PROMPT | From the first entry to the last, repeat them all exactly.

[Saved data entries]
————————
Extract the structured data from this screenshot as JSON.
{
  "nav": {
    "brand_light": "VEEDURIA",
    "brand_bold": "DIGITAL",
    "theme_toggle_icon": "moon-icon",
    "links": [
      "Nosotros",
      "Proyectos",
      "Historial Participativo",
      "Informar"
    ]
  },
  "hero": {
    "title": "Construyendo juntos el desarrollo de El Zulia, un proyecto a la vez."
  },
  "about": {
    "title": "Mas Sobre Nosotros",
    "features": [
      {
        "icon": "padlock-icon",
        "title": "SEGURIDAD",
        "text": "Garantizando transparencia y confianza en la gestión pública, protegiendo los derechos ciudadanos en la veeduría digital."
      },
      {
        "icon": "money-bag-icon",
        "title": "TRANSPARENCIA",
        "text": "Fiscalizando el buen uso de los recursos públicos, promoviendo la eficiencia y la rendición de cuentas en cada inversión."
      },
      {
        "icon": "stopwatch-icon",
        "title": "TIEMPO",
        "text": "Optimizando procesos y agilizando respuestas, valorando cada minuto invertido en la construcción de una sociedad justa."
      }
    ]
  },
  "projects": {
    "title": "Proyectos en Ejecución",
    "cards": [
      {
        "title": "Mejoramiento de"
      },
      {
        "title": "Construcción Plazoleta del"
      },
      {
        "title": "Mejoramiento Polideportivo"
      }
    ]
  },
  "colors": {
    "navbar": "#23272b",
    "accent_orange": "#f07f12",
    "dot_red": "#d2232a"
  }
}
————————
TASK RESULT |
Extract the structured data from this screenshot as JSON.
{
  "nav": {
    "brand_light": "VEEDURIA",
    "brand_bold": "DIGITAL",
    "theme_toggle_icon": "moon-icon",
    "links": [
      "Nosotros",
      "Proyectos",
      "Historial Participativo",
      "Informar"
    ]
  },
  "hero": {
    "title": "Construyendo juntos el desarrollo de El Zulia, un proyecto a la vez."
  },
  "about": {
    "title": "Mas Sobre Nosotros",
    "features": [
      {
        "icon": "padlock-icon",
        "title": "SEGURIDAD",
        "text": "Garantizando transparencia y confianza en la gestión pública, protegiendo los derechos ciudadanos en la veeduría digital."
      },
      {
        "icon": "money-bag-icon",
        "title": "TRANSPARENCIA",
        "text": "Fiscalizando el buen uso de los recursos públicos, promoviendo la eficiencia y la rendición de cuentas en cada inversión."
      },
      {
        "icon": "stopwatch-icon",
        "title": "TIEMPO",
        "text": "Optimizando procesos y agilizando respuestas, valorando cada minuto invertido en la construcción de una sociedad justa."
      }
    ]
  },
  "projects": {
    "title": "Proyectos en Ejecución",
    "cards": [
      {
        "title": "Mejoramiento de"
      },
      {
        "title": "Construcción Plazoleta del"
      },
      {
        "title": "Mejoramiento Polideportivo"
      }
    ]
  },
  "colors": {
    "navbar": "#23272b",
    "accent_orange": "#f07f12",
    "dot_red": "#d2232a"
  }
}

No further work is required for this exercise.